The fortress was first constructed in 1354 during the Goryeo period. The fortress on a cliff overlooking the river meandering Jinju city is the site of a victory over Japanese invaders in the sixteenth century. Jinju is a home of a patriotic Nonke, who plunged herself into the river with hugging a Japanese general who captured the fortress. There are several temples, shrines and pavilions within the fortress. Of particular note is the Choksoknu pavilion and Uiam, an inscribed rock that marks the spot where Nonke jumped into the river.
It was built into a mud rampart in the 14th century to block the Japanese troops. Later in the 16th century, the fortress was reinforced with stones, subsequently became the castle. Unlike other fortresses, Nagan fortress is situated on a wide plain. It was built on naturally square stones, varying in size from one to two meters. The total length of the 4m-high fortress wall is 1,410m. 180 traditional thatched roof houses are still functioning. Among the attractions of the village are monument of Admiral Im Gyongup and local marketplace.
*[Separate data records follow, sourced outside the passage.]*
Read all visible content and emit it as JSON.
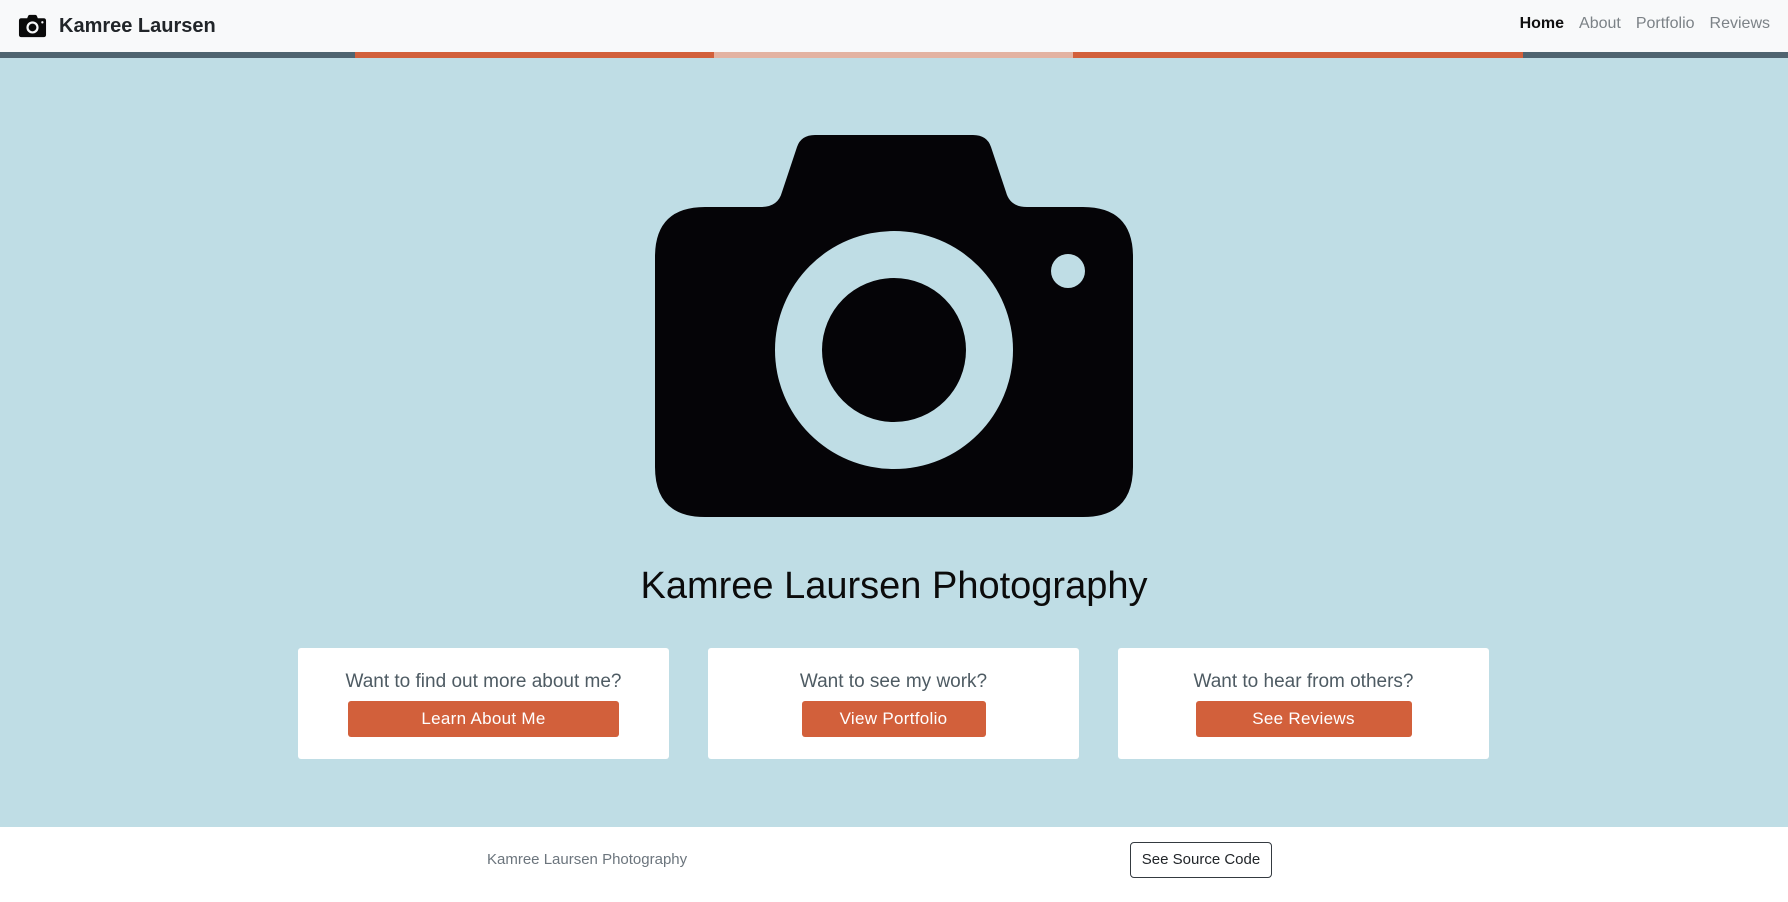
{
  "navbar": {
    "brand_icon": "camera-icon",
    "brand": "Kamree Laursen",
    "links": [
      {
        "label": "Home",
        "active": true
      },
      {
        "label": "About",
        "active": false
      },
      {
        "label": "Portfolio",
        "active": false
      },
      {
        "label": "Reviews",
        "active": false
      }
    ]
  },
  "colors": {
    "navbar_bg": "#f8f9fa",
    "hero_bg": "#bfdde5",
    "accent": "#d2603b",
    "stripe": [
      "#4f6470",
      "#d2603b",
      "#e3b3a2",
      "#d2603b",
      "#4f6470"
    ]
  },
  "hero": {
    "icon": "camera-icon",
    "title": "Kamree Laursen Photography"
  },
  "cards": [
    {
      "prompt": "Want to find out more about me?",
      "button": "Learn About Me"
    },
    {
      "prompt": "Want to see my work?",
      "button": "View Portfolio"
    },
    {
      "prompt": "Want to hear from others?",
      "button": "See Reviews"
    }
  ],
  "footer": {
    "text": "Kamree Laursen Photography",
    "button": "See Source Code"
  }
}
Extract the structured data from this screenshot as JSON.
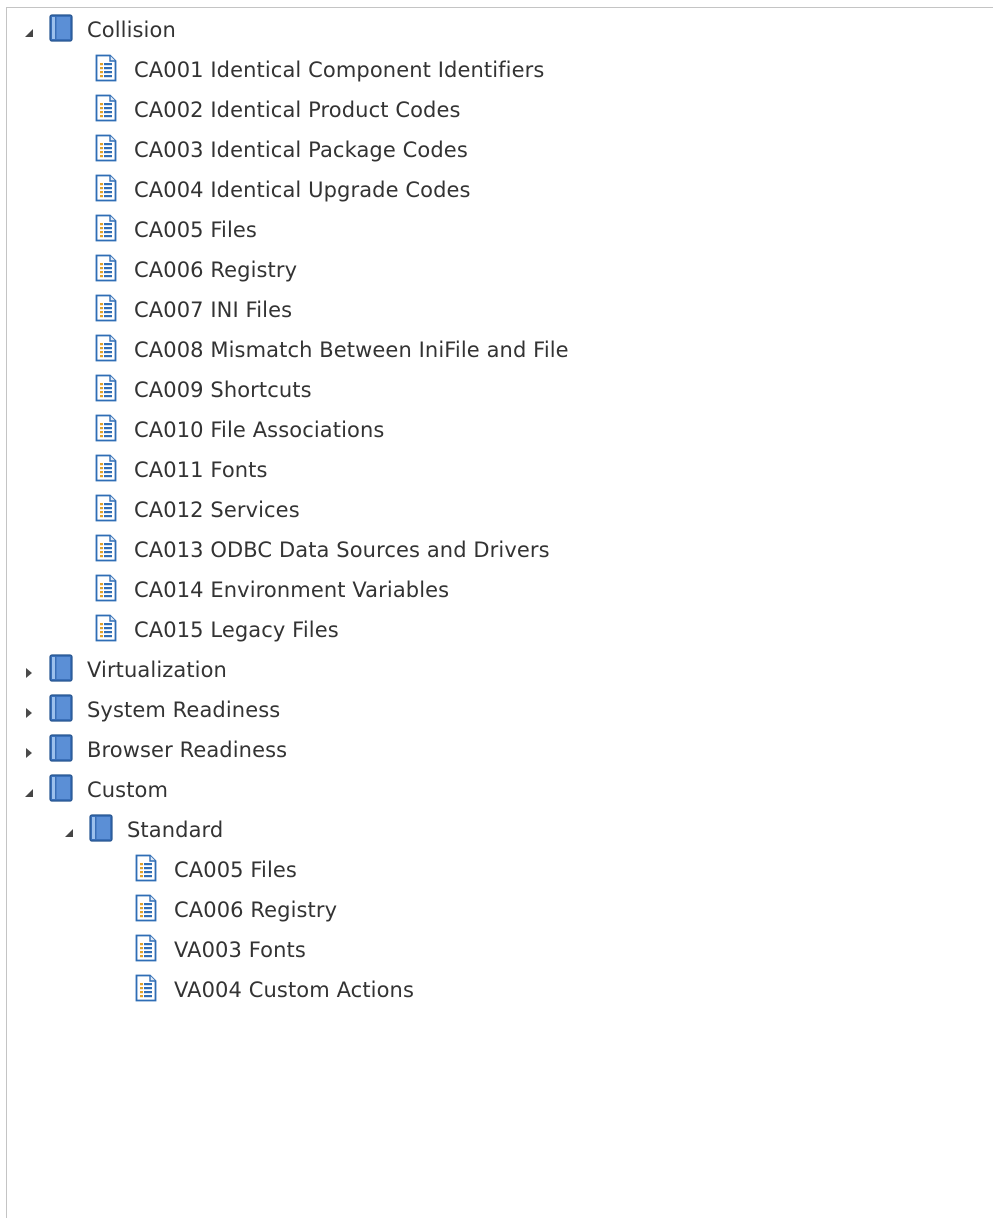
{
  "tree": {
    "collision": {
      "label": "Collision",
      "children": [
        "CA001 Identical Component Identifiers",
        "CA002 Identical Product Codes",
        "CA003 Identical Package Codes",
        "CA004 Identical Upgrade Codes",
        "CA005 Files",
        "CA006 Registry",
        "CA007 INI Files",
        "CA008 Mismatch Between IniFile and File",
        "CA009 Shortcuts",
        "CA010 File Associations",
        "CA011 Fonts",
        "CA012 Services",
        "CA013 ODBC Data Sources and Drivers",
        "CA014 Environment Variables",
        "CA015 Legacy Files"
      ]
    },
    "virtualization": {
      "label": "Virtualization"
    },
    "system_readiness": {
      "label": "System Readiness"
    },
    "browser_readiness": {
      "label": "Browser Readiness"
    },
    "custom": {
      "label": "Custom",
      "standard": {
        "label": "Standard",
        "children": [
          "CA005 Files",
          "CA006 Registry",
          "VA003 Fonts",
          "VA004 Custom Actions"
        ]
      }
    }
  },
  "icons": {
    "folder": "book-folder-icon",
    "rule": "rule-document-icon",
    "expanded": "expanded-arrow-icon",
    "collapsed": "collapsed-arrow-icon"
  },
  "colors": {
    "folder_blue": "#3a6fb8",
    "rule_blue": "#2f6db5",
    "text": "#333333"
  }
}
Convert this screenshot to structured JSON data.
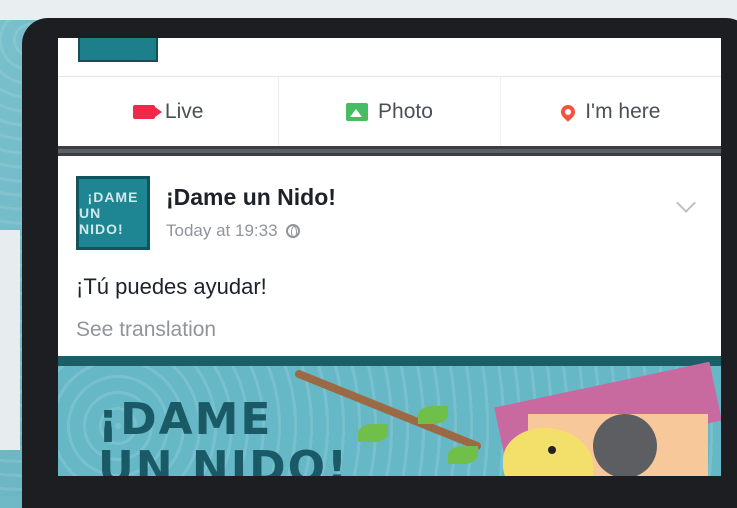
{
  "header": {
    "actions": [
      {
        "label": "Live",
        "icon": "video-camera-icon"
      },
      {
        "label": "Photo",
        "icon": "photo-icon"
      },
      {
        "label": "I'm here",
        "icon": "location-pin-icon"
      }
    ]
  },
  "post": {
    "page_name": "¡Dame un Nido!",
    "avatar_text_line1": "¡DAME",
    "avatar_text_line2": "UN NIDO!",
    "timestamp": "Today at 19:33",
    "text": "¡Tú puedes ayudar!",
    "see_translation": "See translation",
    "image_title_line1": "¡DAME",
    "image_title_line2": "UN NIDO!"
  },
  "colors": {
    "live": "#f02849",
    "photo": "#45bd62",
    "pin": "#f5533d",
    "brand_teal": "#1e8592"
  }
}
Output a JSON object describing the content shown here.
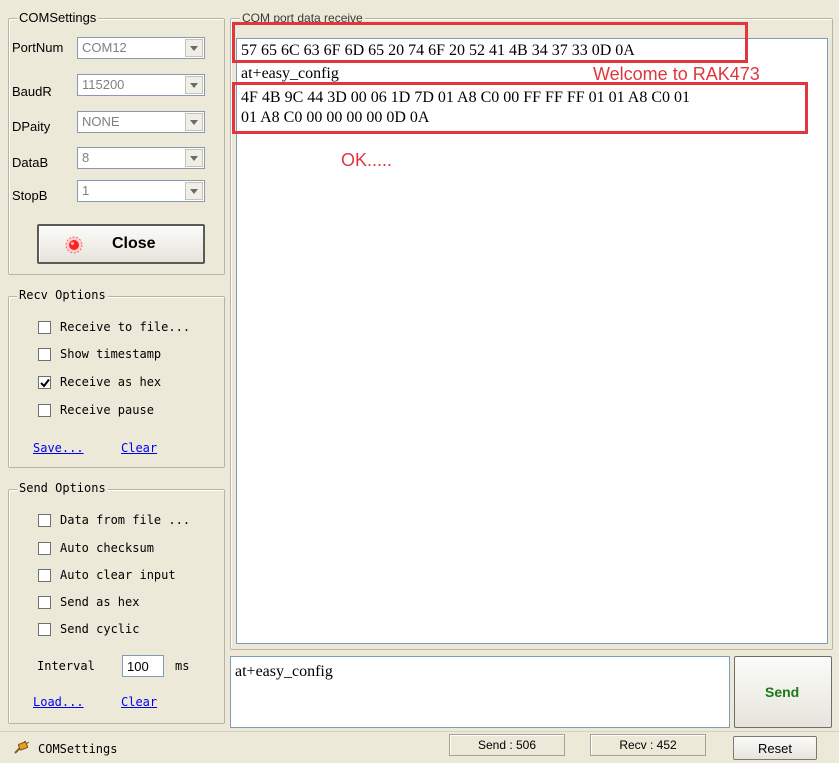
{
  "com_settings": {
    "legend": "COMSettings",
    "fields": [
      {
        "label": "PortNum",
        "value": "COM12"
      },
      {
        "label": "BaudR",
        "value": "115200"
      },
      {
        "label": "DPaity",
        "value": "NONE"
      },
      {
        "label": "DataB",
        "value": "8"
      },
      {
        "label": "StopB",
        "value": "1"
      }
    ],
    "close_label": "Close"
  },
  "recv_options": {
    "legend": "Recv Options",
    "items": [
      {
        "label": "Receive to file...",
        "checked": false
      },
      {
        "label": "Show timestamp",
        "checked": false
      },
      {
        "label": "Receive as hex",
        "checked": true
      },
      {
        "label": "Receive pause",
        "checked": false
      }
    ],
    "save_link": "Save...",
    "clear_link": "Clear"
  },
  "send_options": {
    "legend": "Send Options",
    "items": [
      {
        "label": "Data from file ...",
        "checked": false
      },
      {
        "label": "Auto checksum",
        "checked": false
      },
      {
        "label": "Auto clear input",
        "checked": false
      },
      {
        "label": "Send as hex",
        "checked": false
      },
      {
        "label": "Send cyclic",
        "checked": false
      }
    ],
    "interval_label": "Interval",
    "interval_value": "100",
    "interval_unit": "ms",
    "load_link": "Load...",
    "clear_link": "Clear"
  },
  "receive_panel": {
    "legend": "COM port data receive",
    "lines": [
      "57 65 6C 63 6F 6D 65 20 74 6F 20 52 41 4B 34 37 33 0D 0A",
      "at+easy_config",
      "4F 4B 9C 44 3D 00 06 1D 7D 01 A8 C0 00 FF FF FF 01 01 A8 C0 01",
      "01 A8 C0 00 00 00 00 0D 0A"
    ],
    "annotation_welcome": "Welcome to RAK473",
    "annotation_ok": "OK....."
  },
  "send_panel": {
    "input_value": "at+easy_config",
    "send_label": "Send"
  },
  "status_bar": {
    "label": "COMSettings",
    "send_count": "Send : 506",
    "recv_count": "Recv : 452",
    "reset_label": "Reset"
  },
  "colors": {
    "annotation_red": "#e2363d",
    "link_blue": "#0000ee",
    "send_green": "#1a7a1a",
    "window_bg": "#ece9d8"
  },
  "icons": {
    "close_button_icon": "red-led-icon",
    "status_icon": "serial-plug-icon",
    "checkbox_checked": "checkmark-icon",
    "dropdown": "chevron-down-icon"
  }
}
Located on the Jeju Island, the fortress, unlike other fortresses, was constructed as double walls, inner castle of stone and outer one with soil. The fortress was built by Sambyolcho troops or the three elite patrols in 1271, who resisted the court's peace treaty with the Yuan. The general Kim Tongjung fled to Jeju after his defeat in the Wando Island. In the fortress were built with a palace, four gates, offices, watch towers, barracks and arsenal, but today, only remains a part of soil wall. All of the Sambyolcho's resistance ended in 1273 when 10,000 Goryeo court troops in 160 ships arrived in Jeju. Jeju is an hour flight from Seoul. The wall is 10km west of the Jeju city.
This fort was designed and built by a Japanese general, Kiyomasa Kato in 1597 during the war between Korea and Japan. About 16,000 Japanese soldiers were called out to build it in about 40 days, out of stones from barracks of Ulsan and Byeongyeong. A main fortress is built in the south of the top of the mountain, the second fortress in the lower north of the main fortress, and the third one further down to the west and north of the second. The wall has a total length of 1,300 meters and a height of 10~15 meters. The fortress was double structured by installing a wooden fence of 2,400 meters outside the fortress. The allied army of Korea and Ming China attacked over two times in December, 1597 and September, 1598, and finally Japanese soldiers escaped after setting the fort on fire in November, 1598, following an order of retreat after the commander. Toyotomi Hideyoshi died and the 7 year-war ended in 1598.
This fortress was built in 722 to protect the Shilla capital of Gyeongju from Japanese invaders. The fortress is composed of 40-50Cm length stones, piled in the running bond method of wall construction wider at the base and narrowing gradually to reach a height of 5 or 6 stone-stages (4-5 meters). The wall starts at the southern end of the Chisullyeong range 765 meters, above seas level and follows the border between the provinces of Gyeongsanbbuk-do and Ulsan till it reaches the eastern end at Mowhari. The total length of the wall is 12km.